witch hazel shrub

This is the time of year that seems the darkest, when it feels like the warmer days of spring will never, ever come.

But some bright spots do exist amidst the bare branches of winter. On Sunday, Feb. 28, the Morris Arboretum is hosting a day of fun and exploration centered on the vibrantly colored witch hazel shrub that blooms from fall through winter.

Traditionally, extracts from the witch hazel bark and leaves have been used as an astringent to fight everything from acne and insect bites, to swollen hands and laryngitis. Now, it’s time to see a different side of the plant—as one of the first harbingers of spring.

From noon until 2 p.m., the Arboretum will hold a treasure hunt so people can explore the many varieties of witch hazel growing at the Chestnut Hill location. Afterwards, patrons can stop by the Visitors Center for a craft session.

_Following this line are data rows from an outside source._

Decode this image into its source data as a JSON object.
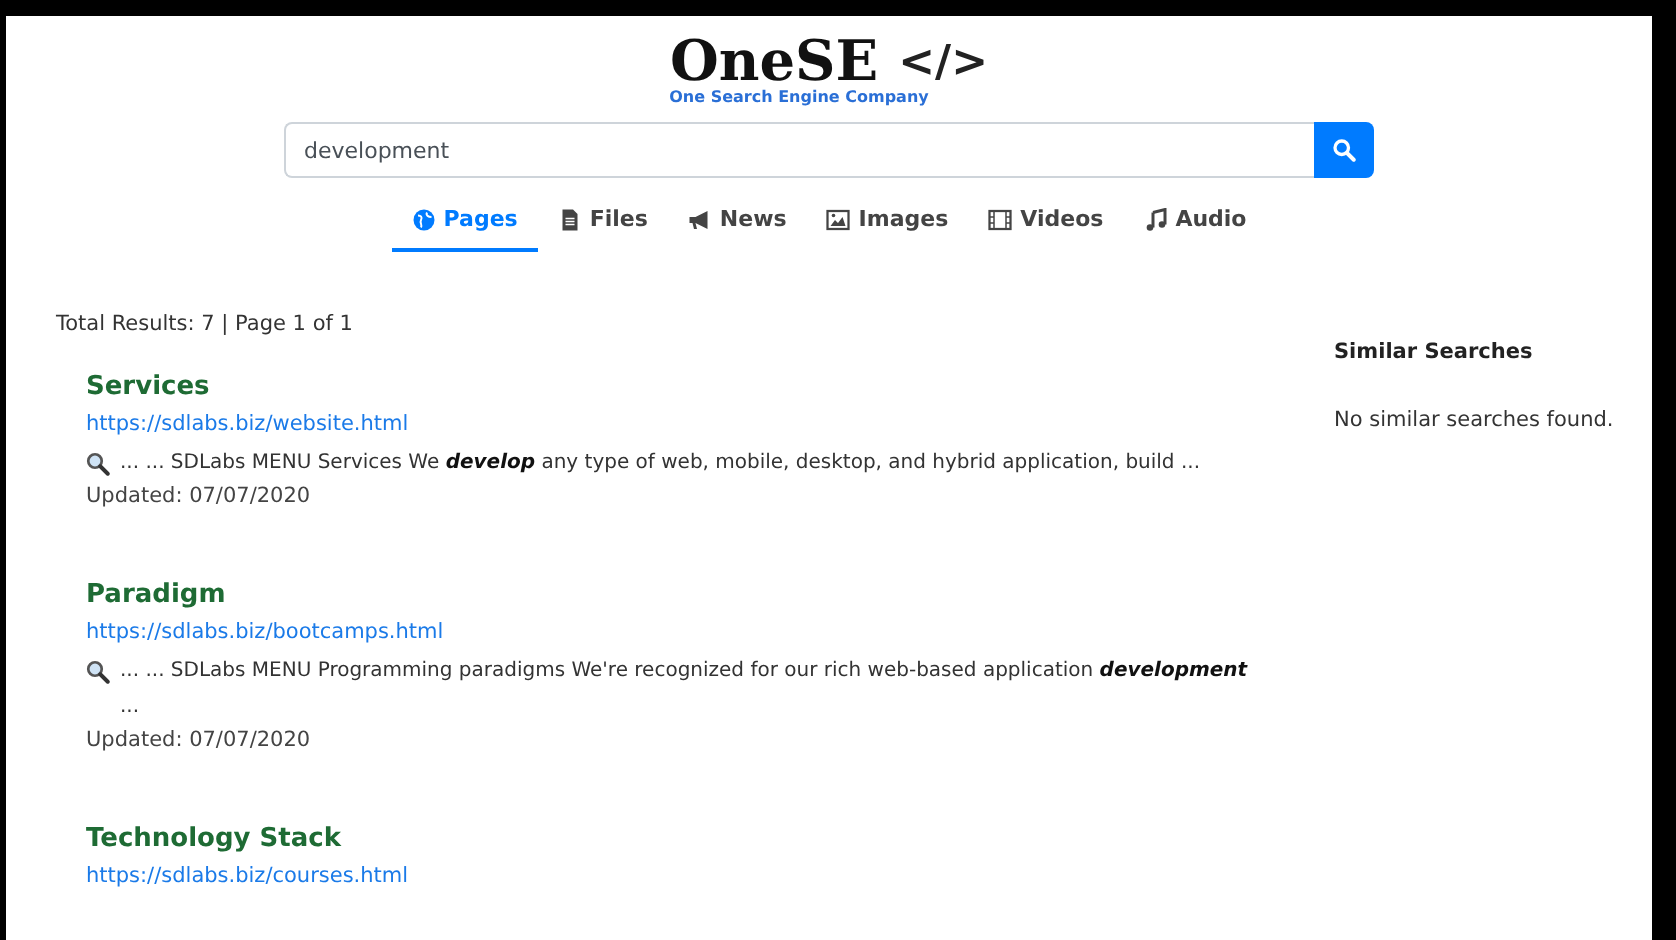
{
  "logo": {
    "name": "OneSE",
    "symbol": "</>",
    "tagline": "One Search Engine Company"
  },
  "search": {
    "value": "development"
  },
  "tabs": [
    {
      "label": "Pages",
      "selected": true
    },
    {
      "label": "Files",
      "selected": false
    },
    {
      "label": "News",
      "selected": false
    },
    {
      "label": "Images",
      "selected": false
    },
    {
      "label": "Videos",
      "selected": false
    },
    {
      "label": "Audio",
      "selected": false
    }
  ],
  "summary": "Total Results: 7 | Page 1 of 1",
  "results": [
    {
      "title": "Services",
      "url": "https://sdlabs.biz/website.html",
      "snippet": "... ... SDLabs MENU Services We **develop** any type of web, mobile, desktop, and hybrid application, build ...",
      "updated": "Updated: 07/07/2020"
    },
    {
      "title": "Paradigm",
      "url": "https://sdlabs.biz/bootcamps.html",
      "snippet": "... ... SDLabs MENU Programming paradigms We're recognized for our rich web-based application **development** ...",
      "updated": "Updated: 07/07/2020"
    },
    {
      "title": "Technology Stack",
      "url": "https://sdlabs.biz/courses.html"
    }
  ],
  "sidebar": {
    "title": "Similar Searches",
    "message": "No similar searches found."
  }
}
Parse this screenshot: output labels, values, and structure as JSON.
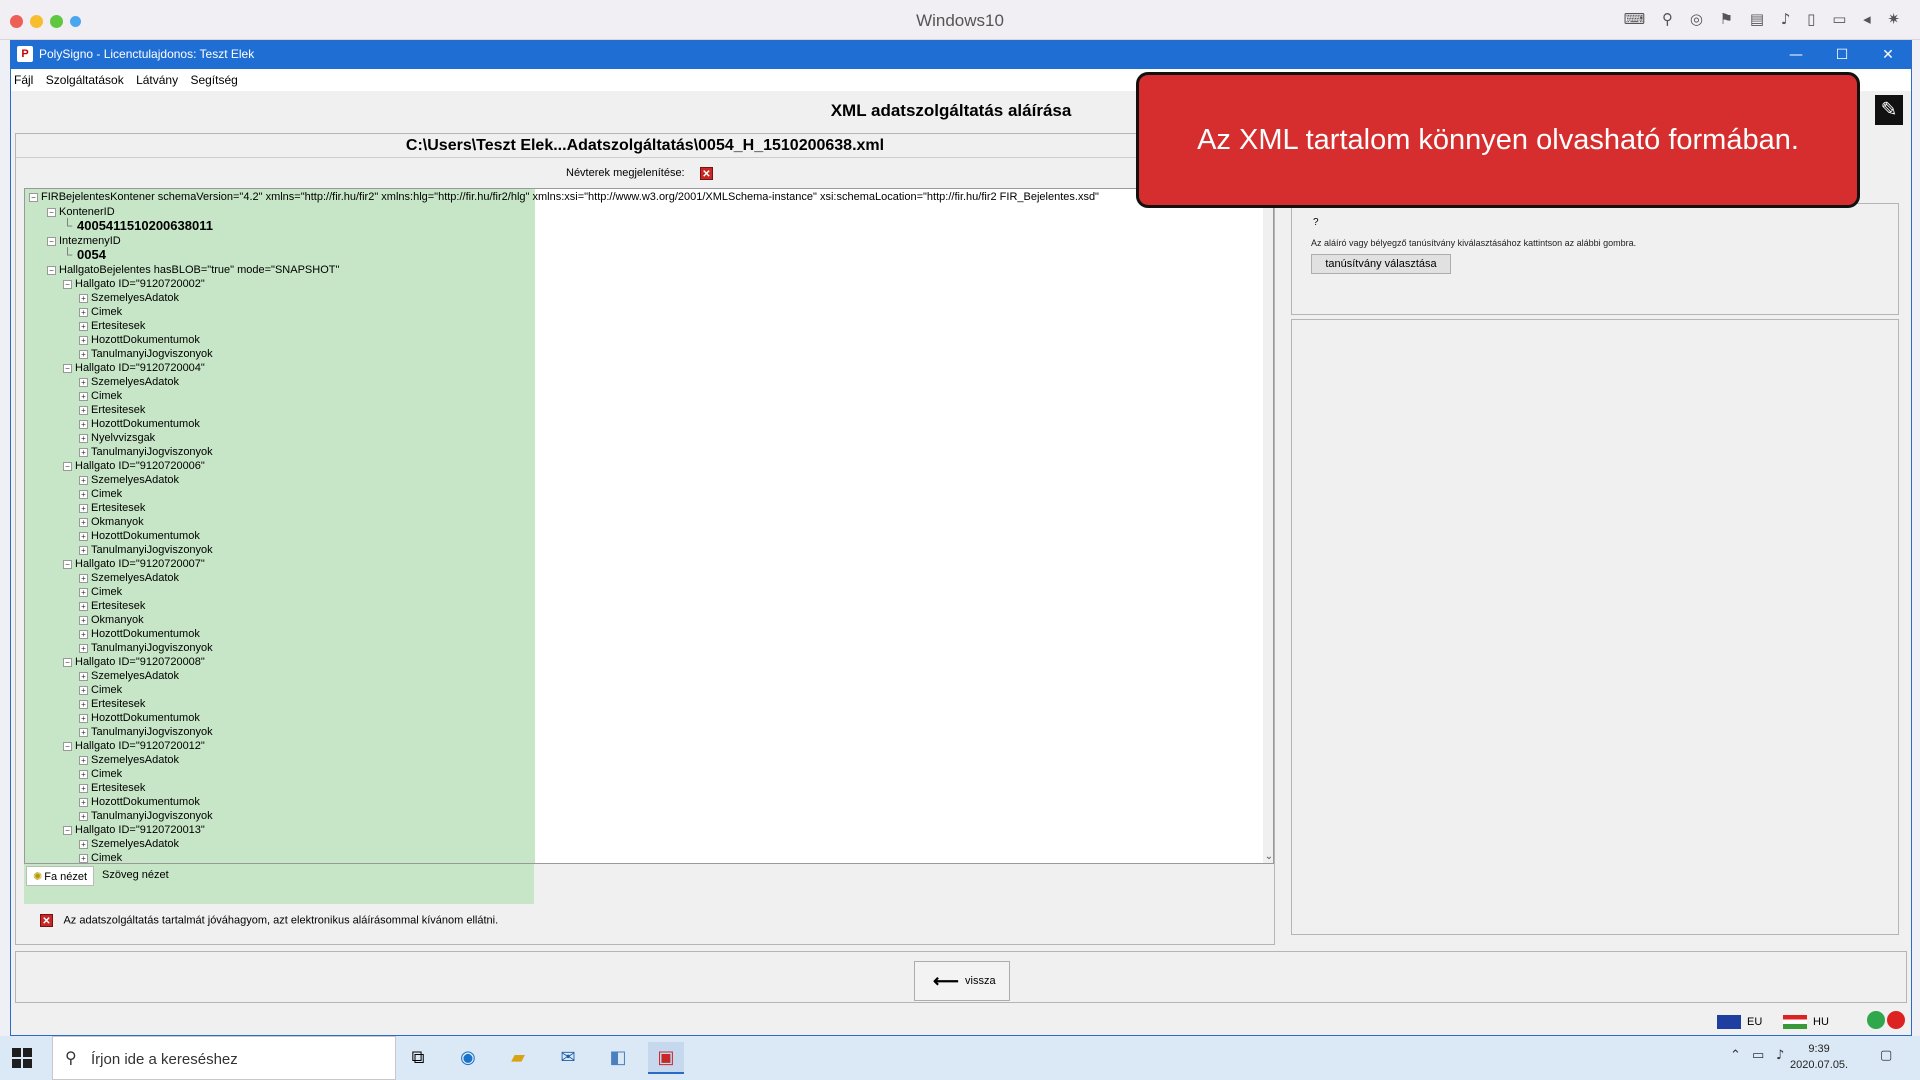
{
  "host": {
    "title": "Windows10",
    "tray_icons": "⌨ ⚲ ◎ ⚑ ▤ ♪ ▯ ▭ ◂ ✷"
  },
  "window": {
    "title": "PolySigno - Licenctulajdonos: Teszt Elek",
    "menu": [
      "Fájl",
      "Szolgáltatások",
      "Látvány",
      "Segítség"
    ],
    "controls": {
      "minimize": "—",
      "maximize": "☐",
      "close": "✕"
    }
  },
  "page": {
    "heading": "XML adatszolgáltatás aláírása",
    "file_path": "C:\\Users\\Teszt Elek...Adatszolgáltatás\\0054_H_1510200638.xml",
    "namespaces_label": "Névterek megjelenítése:",
    "checkbox_mark": "✕",
    "tab_tree": "Fa nézet",
    "tab_text": "Szöveg nézet",
    "approve_text": "Az adatszolgáltatás tartalmát jóváhagyom, azt elektronikus aláírásommal kívánom ellátni.",
    "back_label": "vissza"
  },
  "tree": {
    "root": "FIRBejelentesKontener schemaVersion=\"4.2\" xmlns=\"http://fir.hu/fir2\" xmlns:hlg=\"http://fir.hu/fir2/hlg\" xmlns:xsi=\"http://www.w3.org/2001/XMLSchema-instance\" xsi:schemaLocation=\"http://fir.hu/fir2 FIR_Bejelentes.xsd\"",
    "nodes": [
      {
        "text": "KontenerID",
        "level": 1,
        "pm": "−"
      },
      {
        "text": "4005411510200638011",
        "level": 2,
        "pm": "",
        "big": true
      },
      {
        "text": "IntezmenyID",
        "level": 1,
        "pm": "−"
      },
      {
        "text": "0054",
        "level": 2,
        "pm": "",
        "big": true
      },
      {
        "text": "HallgatoBejelentes hasBLOB=\"true\" mode=\"SNAPSHOT\"",
        "level": 1,
        "pm": "−"
      },
      {
        "text": "Hallgato ID=\"9120720002\"",
        "level": 2,
        "pm": "−"
      },
      {
        "text": "SzemelyesAdatok",
        "level": 3,
        "pm": "+"
      },
      {
        "text": "Cimek",
        "level": 3,
        "pm": "+"
      },
      {
        "text": "Ertesitesek",
        "level": 3,
        "pm": "+"
      },
      {
        "text": "HozottDokumentumok",
        "level": 3,
        "pm": "+"
      },
      {
        "text": "TanulmanyiJogviszonyok",
        "level": 3,
        "pm": "+"
      },
      {
        "text": "Hallgato ID=\"9120720004\"",
        "level": 2,
        "pm": "−"
      },
      {
        "text": "SzemelyesAdatok",
        "level": 3,
        "pm": "+"
      },
      {
        "text": "Cimek",
        "level": 3,
        "pm": "+"
      },
      {
        "text": "Ertesitesek",
        "level": 3,
        "pm": "+"
      },
      {
        "text": "HozottDokumentumok",
        "level": 3,
        "pm": "+"
      },
      {
        "text": "Nyelvvizsgak",
        "level": 3,
        "pm": "+"
      },
      {
        "text": "TanulmanyiJogviszonyok",
        "level": 3,
        "pm": "+"
      },
      {
        "text": "Hallgato ID=\"9120720006\"",
        "level": 2,
        "pm": "−"
      },
      {
        "text": "SzemelyesAdatok",
        "level": 3,
        "pm": "+"
      },
      {
        "text": "Cimek",
        "level": 3,
        "pm": "+"
      },
      {
        "text": "Ertesitesek",
        "level": 3,
        "pm": "+"
      },
      {
        "text": "Okmanyok",
        "level": 3,
        "pm": "+"
      },
      {
        "text": "HozottDokumentumok",
        "level": 3,
        "pm": "+"
      },
      {
        "text": "TanulmanyiJogviszonyok",
        "level": 3,
        "pm": "+"
      },
      {
        "text": "Hallgato ID=\"9120720007\"",
        "level": 2,
        "pm": "−"
      },
      {
        "text": "SzemelyesAdatok",
        "level": 3,
        "pm": "+"
      },
      {
        "text": "Cimek",
        "level": 3,
        "pm": "+"
      },
      {
        "text": "Ertesitesek",
        "level": 3,
        "pm": "+"
      },
      {
        "text": "Okmanyok",
        "level": 3,
        "pm": "+"
      },
      {
        "text": "HozottDokumentumok",
        "level": 3,
        "pm": "+"
      },
      {
        "text": "TanulmanyiJogviszonyok",
        "level": 3,
        "pm": "+"
      },
      {
        "text": "Hallgato ID=\"9120720008\"",
        "level": 2,
        "pm": "−"
      },
      {
        "text": "SzemelyesAdatok",
        "level": 3,
        "pm": "+"
      },
      {
        "text": "Cimek",
        "level": 3,
        "pm": "+"
      },
      {
        "text": "Ertesitesek",
        "level": 3,
        "pm": "+"
      },
      {
        "text": "HozottDokumentumok",
        "level": 3,
        "pm": "+"
      },
      {
        "text": "TanulmanyiJogviszonyok",
        "level": 3,
        "pm": "+"
      },
      {
        "text": "Hallgato ID=\"9120720012\"",
        "level": 2,
        "pm": "−"
      },
      {
        "text": "SzemelyesAdatok",
        "level": 3,
        "pm": "+"
      },
      {
        "text": "Cimek",
        "level": 3,
        "pm": "+"
      },
      {
        "text": "Ertesitesek",
        "level": 3,
        "pm": "+"
      },
      {
        "text": "HozottDokumentumok",
        "level": 3,
        "pm": "+"
      },
      {
        "text": "TanulmanyiJogviszonyok",
        "level": 3,
        "pm": "+"
      },
      {
        "text": "Hallgato ID=\"9120720013\"",
        "level": 2,
        "pm": "−"
      },
      {
        "text": "SzemelyesAdatok",
        "level": 3,
        "pm": "+"
      },
      {
        "text": "Cimek",
        "level": 3,
        "pm": "+"
      }
    ]
  },
  "right": {
    "question_mark": "?",
    "hint": "Az aláíró vagy bélyegző tanúsítvány kiválasztásához kattintson az alábbi gombra.",
    "cert_button": "tanúsítvány választása"
  },
  "status": {
    "lang_eu": "EU",
    "lang_hu": "HU"
  },
  "callout": {
    "text": "Az XML tartalom könnyen olvasható formában."
  },
  "taskbar": {
    "search_placeholder": "Írjon ide a kereséshez",
    "time": "9:39",
    "date": "2020.07.05."
  },
  "colors": {
    "accent": "#1f6ed4",
    "tree_highlight": "#c7e6c7",
    "callout": "#d62e2e"
  }
}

For more information, call the Arboretum at 215-247-5777 or go to www.morrisarboretum.org.

Originally published on February 4, 2010